◆ TASK STATEMENT
Please print each record exactly, omitting none of them.

◆ RECORDS
· · · · · · ·
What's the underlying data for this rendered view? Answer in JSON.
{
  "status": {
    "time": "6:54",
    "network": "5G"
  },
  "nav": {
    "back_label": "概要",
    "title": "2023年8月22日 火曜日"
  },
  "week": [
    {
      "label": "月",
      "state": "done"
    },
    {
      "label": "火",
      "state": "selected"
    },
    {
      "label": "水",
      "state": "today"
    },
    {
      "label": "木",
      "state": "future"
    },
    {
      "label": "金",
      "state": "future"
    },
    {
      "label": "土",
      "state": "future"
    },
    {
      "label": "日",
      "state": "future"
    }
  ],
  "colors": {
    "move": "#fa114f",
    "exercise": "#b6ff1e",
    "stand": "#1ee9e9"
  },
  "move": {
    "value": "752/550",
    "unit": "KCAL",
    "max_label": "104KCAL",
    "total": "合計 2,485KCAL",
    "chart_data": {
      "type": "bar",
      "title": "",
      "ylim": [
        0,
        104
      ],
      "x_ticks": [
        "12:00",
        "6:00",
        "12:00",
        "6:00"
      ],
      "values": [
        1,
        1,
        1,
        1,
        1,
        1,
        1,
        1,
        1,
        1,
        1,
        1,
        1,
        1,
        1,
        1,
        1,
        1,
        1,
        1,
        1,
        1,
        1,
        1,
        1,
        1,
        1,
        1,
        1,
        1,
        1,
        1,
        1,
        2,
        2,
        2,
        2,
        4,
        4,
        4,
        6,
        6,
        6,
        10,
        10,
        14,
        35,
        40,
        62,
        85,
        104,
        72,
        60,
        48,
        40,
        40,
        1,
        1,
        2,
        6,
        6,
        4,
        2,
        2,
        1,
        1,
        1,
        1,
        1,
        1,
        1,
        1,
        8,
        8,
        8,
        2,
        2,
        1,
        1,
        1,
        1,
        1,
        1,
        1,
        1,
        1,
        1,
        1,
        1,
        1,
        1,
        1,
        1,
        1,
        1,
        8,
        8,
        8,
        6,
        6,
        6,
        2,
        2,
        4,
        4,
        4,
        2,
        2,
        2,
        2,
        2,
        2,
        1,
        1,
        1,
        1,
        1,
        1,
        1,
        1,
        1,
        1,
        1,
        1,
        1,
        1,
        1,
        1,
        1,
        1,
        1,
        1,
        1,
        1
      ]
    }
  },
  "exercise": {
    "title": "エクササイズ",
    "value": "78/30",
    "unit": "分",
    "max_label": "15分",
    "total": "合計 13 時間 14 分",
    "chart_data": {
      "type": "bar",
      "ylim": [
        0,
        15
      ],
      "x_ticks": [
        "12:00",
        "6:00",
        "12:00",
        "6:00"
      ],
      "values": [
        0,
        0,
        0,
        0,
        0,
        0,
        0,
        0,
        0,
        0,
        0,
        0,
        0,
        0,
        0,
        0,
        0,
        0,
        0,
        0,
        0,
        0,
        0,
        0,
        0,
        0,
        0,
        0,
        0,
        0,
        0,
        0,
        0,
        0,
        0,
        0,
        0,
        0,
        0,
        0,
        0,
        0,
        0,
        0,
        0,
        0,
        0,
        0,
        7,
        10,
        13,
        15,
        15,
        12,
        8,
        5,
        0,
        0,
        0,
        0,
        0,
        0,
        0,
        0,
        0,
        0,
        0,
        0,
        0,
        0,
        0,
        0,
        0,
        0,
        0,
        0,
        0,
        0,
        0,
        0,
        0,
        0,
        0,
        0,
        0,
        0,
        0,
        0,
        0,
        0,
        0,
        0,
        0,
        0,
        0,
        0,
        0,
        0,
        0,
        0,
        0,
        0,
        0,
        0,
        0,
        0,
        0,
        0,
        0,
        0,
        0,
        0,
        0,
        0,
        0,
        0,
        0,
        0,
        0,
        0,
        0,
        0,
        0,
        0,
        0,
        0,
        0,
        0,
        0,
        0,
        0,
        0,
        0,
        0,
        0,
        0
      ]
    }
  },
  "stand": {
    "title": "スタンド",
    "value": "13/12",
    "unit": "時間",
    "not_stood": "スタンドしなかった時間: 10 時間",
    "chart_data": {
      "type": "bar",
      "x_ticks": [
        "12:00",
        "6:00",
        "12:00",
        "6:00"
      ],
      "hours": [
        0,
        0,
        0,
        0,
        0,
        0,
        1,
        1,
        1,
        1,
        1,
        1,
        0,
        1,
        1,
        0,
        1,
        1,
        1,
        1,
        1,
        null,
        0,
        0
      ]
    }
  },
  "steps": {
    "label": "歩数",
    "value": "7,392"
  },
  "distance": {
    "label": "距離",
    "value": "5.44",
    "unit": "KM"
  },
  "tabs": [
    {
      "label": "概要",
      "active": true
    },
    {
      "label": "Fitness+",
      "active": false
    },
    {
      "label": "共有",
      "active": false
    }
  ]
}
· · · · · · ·
◆ RESULT
What's the underlying data for this rendered view? Answer in JSON.
{
  "status": {
    "time": "6:54",
    "network": "5G"
  },
  "nav": {
    "back_label": "概要",
    "title": "2023年8月22日 火曜日"
  },
  "week": [
    {
      "label": "月",
      "state": "done"
    },
    {
      "label": "火",
      "state": "selected"
    },
    {
      "label": "水",
      "state": "today"
    },
    {
      "label": "木",
      "state": "future"
    },
    {
      "label": "金",
      "state": "future"
    },
    {
      "label": "土",
      "state": "future"
    },
    {
      "label": "日",
      "state": "future"
    }
  ],
  "colors": {
    "move": "#fa114f",
    "exercise": "#b6ff1e",
    "stand": "#1ee9e9"
  },
  "move": {
    "value": "752/550",
    "unit": "KCAL",
    "max_label": "104KCAL",
    "total": "合計 2,485KCAL",
    "chart_data": {
      "type": "bar",
      "title": "",
      "ylim": [
        0,
        104
      ],
      "x_ticks": [
        "12:00",
        "6:00",
        "12:00",
        "6:00"
      ],
      "values": [
        1,
        1,
        1,
        1,
        1,
        1,
        1,
        1,
        1,
        1,
        1,
        1,
        1,
        1,
        1,
        1,
        1,
        1,
        1,
        1,
        1,
        1,
        1,
        1,
        1,
        1,
        1,
        1,
        1,
        1,
        1,
        1,
        1,
        2,
        2,
        2,
        2,
        4,
        4,
        4,
        6,
        6,
        6,
        10,
        10,
        14,
        35,
        40,
        62,
        85,
        104,
        72,
        60,
        48,
        40,
        40,
        1,
        1,
        2,
        6,
        6,
        4,
        2,
        2,
        1,
        1,
        1,
        1,
        1,
        1,
        1,
        1,
        8,
        8,
        8,
        2,
        2,
        1,
        1,
        1,
        1,
        1,
        1,
        1,
        1,
        1,
        1,
        1,
        1,
        1,
        1,
        1,
        1,
        1,
        1,
        8,
        8,
        8,
        6,
        6,
        6,
        2,
        2,
        4,
        4,
        4,
        2,
        2,
        2,
        2,
        2,
        2,
        1,
        1,
        1,
        1,
        1,
        1,
        1,
        1,
        1,
        1,
        1,
        1,
        1,
        1,
        1,
        1,
        1,
        1,
        1,
        1,
        1,
        1
      ]
    }
  },
  "exercise": {
    "title": "エクササイズ",
    "value": "78/30",
    "unit": "分",
    "max_label": "15分",
    "total": "合計 13 時間 14 分",
    "chart_data": {
      "type": "bar",
      "ylim": [
        0,
        15
      ],
      "x_ticks": [
        "12:00",
        "6:00",
        "12:00",
        "6:00"
      ],
      "values": [
        0,
        0,
        0,
        0,
        0,
        0,
        0,
        0,
        0,
        0,
        0,
        0,
        0,
        0,
        0,
        0,
        0,
        0,
        0,
        0,
        0,
        0,
        0,
        0,
        0,
        0,
        0,
        0,
        0,
        0,
        0,
        0,
        0,
        0,
        0,
        0,
        0,
        0,
        0,
        0,
        0,
        0,
        0,
        0,
        0,
        0,
        0,
        0,
        7,
        10,
        13,
        15,
        15,
        12,
        8,
        5,
        0,
        0,
        0,
        0,
        0,
        0,
        0,
        0,
        0,
        0,
        0,
        0,
        0,
        0,
        0,
        0,
        0,
        0,
        0,
        0,
        0,
        0,
        0,
        0,
        0,
        0,
        0,
        0,
        0,
        0,
        0,
        0,
        0,
        0,
        0,
        0,
        0,
        0,
        0,
        0,
        0,
        0,
        0,
        0,
        0,
        0,
        0,
        0,
        0,
        0,
        0,
        0,
        0,
        0,
        0,
        0,
        0,
        0,
        0,
        0,
        0,
        0,
        0,
        0,
        0,
        0,
        0,
        0,
        0,
        0,
        0,
        0,
        0,
        0,
        0,
        0,
        0,
        0,
        0,
        0
      ]
    }
  },
  "stand": {
    "title": "スタンド",
    "value": "13/12",
    "unit": "時間",
    "not_stood": "スタンドしなかった時間: 10 時間",
    "chart_data": {
      "type": "bar",
      "x_ticks": [
        "12:00",
        "6:00",
        "12:00",
        "6:00"
      ],
      "hours": [
        0,
        0,
        0,
        0,
        0,
        0,
        1,
        1,
        1,
        1,
        1,
        1,
        0,
        1,
        1,
        0,
        1,
        1,
        1,
        1,
        1,
        null,
        0,
        0
      ]
    }
  },
  "steps": {
    "label": "歩数",
    "value": "7,392"
  },
  "distance": {
    "label": "距離",
    "value": "5.44",
    "unit": "KM"
  },
  "tabs": [
    {
      "label": "概要",
      "active": true
    },
    {
      "label": "Fitness+",
      "active": false
    },
    {
      "label": "共有",
      "active": false
    }
  ]
}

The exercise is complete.